_WORK ORDER_
Comb the records below for the string "this" and copy each line where it turns up.

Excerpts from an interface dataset
════
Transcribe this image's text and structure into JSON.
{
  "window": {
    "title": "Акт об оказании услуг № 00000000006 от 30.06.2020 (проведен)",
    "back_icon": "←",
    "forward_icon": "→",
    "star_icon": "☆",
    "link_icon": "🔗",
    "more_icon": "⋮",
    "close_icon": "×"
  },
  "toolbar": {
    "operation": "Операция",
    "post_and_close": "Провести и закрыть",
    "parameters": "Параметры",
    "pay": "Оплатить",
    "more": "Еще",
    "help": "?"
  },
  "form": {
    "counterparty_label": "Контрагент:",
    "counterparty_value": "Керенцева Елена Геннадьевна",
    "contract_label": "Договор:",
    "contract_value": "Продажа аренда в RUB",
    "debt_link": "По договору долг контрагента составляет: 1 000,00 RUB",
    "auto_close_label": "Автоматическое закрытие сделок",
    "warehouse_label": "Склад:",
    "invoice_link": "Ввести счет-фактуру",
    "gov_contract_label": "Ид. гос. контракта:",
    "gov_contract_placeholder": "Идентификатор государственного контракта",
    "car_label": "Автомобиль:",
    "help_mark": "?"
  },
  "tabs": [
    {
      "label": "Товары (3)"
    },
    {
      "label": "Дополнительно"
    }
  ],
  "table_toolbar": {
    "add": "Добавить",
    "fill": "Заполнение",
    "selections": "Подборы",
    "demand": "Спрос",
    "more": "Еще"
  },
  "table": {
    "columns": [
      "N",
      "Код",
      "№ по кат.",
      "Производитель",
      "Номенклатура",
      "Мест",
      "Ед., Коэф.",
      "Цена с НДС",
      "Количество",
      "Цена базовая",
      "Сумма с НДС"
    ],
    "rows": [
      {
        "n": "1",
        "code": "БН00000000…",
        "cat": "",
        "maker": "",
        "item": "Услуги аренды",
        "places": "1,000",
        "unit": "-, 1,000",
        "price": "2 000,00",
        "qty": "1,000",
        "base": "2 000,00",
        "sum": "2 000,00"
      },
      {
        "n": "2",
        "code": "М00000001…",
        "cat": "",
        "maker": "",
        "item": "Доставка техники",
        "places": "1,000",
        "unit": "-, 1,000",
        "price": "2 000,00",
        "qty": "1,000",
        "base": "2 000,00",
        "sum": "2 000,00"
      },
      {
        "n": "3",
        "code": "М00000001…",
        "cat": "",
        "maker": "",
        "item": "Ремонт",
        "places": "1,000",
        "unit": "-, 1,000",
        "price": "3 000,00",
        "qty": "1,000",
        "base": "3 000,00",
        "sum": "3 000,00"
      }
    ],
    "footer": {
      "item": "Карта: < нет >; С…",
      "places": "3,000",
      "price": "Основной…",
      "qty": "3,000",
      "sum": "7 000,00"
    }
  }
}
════
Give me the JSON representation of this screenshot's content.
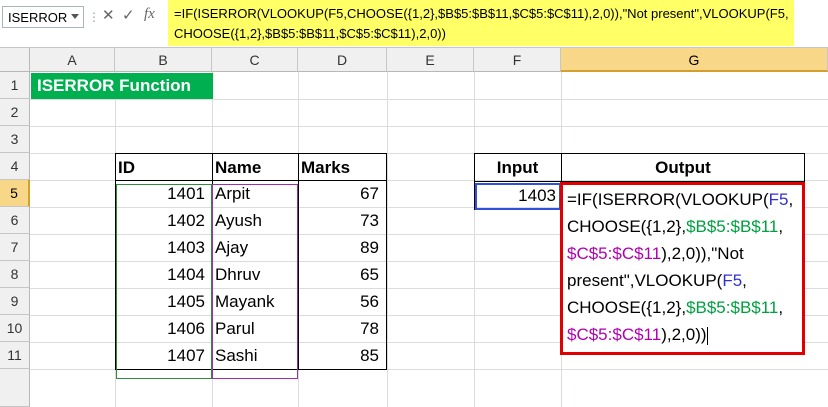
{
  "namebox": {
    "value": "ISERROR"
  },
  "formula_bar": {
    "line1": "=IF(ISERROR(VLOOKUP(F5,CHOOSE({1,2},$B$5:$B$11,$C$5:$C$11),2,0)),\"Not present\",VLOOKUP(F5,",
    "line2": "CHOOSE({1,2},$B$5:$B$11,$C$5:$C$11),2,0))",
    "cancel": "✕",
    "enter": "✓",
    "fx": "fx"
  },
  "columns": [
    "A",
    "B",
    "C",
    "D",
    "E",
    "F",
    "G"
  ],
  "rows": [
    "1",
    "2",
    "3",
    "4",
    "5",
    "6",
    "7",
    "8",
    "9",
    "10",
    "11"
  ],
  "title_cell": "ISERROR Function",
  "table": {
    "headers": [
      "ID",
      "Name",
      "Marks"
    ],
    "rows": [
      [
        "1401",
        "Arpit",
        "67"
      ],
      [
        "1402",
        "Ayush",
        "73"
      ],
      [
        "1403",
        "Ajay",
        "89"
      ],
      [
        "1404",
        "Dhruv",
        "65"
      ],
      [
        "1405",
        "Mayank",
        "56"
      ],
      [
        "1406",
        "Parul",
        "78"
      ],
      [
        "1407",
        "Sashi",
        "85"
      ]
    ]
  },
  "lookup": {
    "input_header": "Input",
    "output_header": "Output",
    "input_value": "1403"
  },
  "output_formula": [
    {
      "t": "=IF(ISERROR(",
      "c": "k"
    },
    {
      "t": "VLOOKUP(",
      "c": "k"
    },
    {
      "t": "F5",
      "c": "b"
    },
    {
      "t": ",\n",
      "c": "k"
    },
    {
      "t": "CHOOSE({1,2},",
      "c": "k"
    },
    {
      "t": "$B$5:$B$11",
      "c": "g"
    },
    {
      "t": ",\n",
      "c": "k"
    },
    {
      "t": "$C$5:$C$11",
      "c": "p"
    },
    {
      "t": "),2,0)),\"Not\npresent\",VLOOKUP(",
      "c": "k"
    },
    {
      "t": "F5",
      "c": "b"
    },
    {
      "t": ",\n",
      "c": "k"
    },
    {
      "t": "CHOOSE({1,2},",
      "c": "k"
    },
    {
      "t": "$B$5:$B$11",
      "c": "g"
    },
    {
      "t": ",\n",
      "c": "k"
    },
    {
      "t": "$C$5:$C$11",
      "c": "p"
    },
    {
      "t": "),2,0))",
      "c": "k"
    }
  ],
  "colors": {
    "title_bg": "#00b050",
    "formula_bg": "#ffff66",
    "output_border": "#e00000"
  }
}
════
_YOUR SOLUTION_
Transcribe this image's text and structure into JSON.
Give me the JSON representation of this screenshot's content.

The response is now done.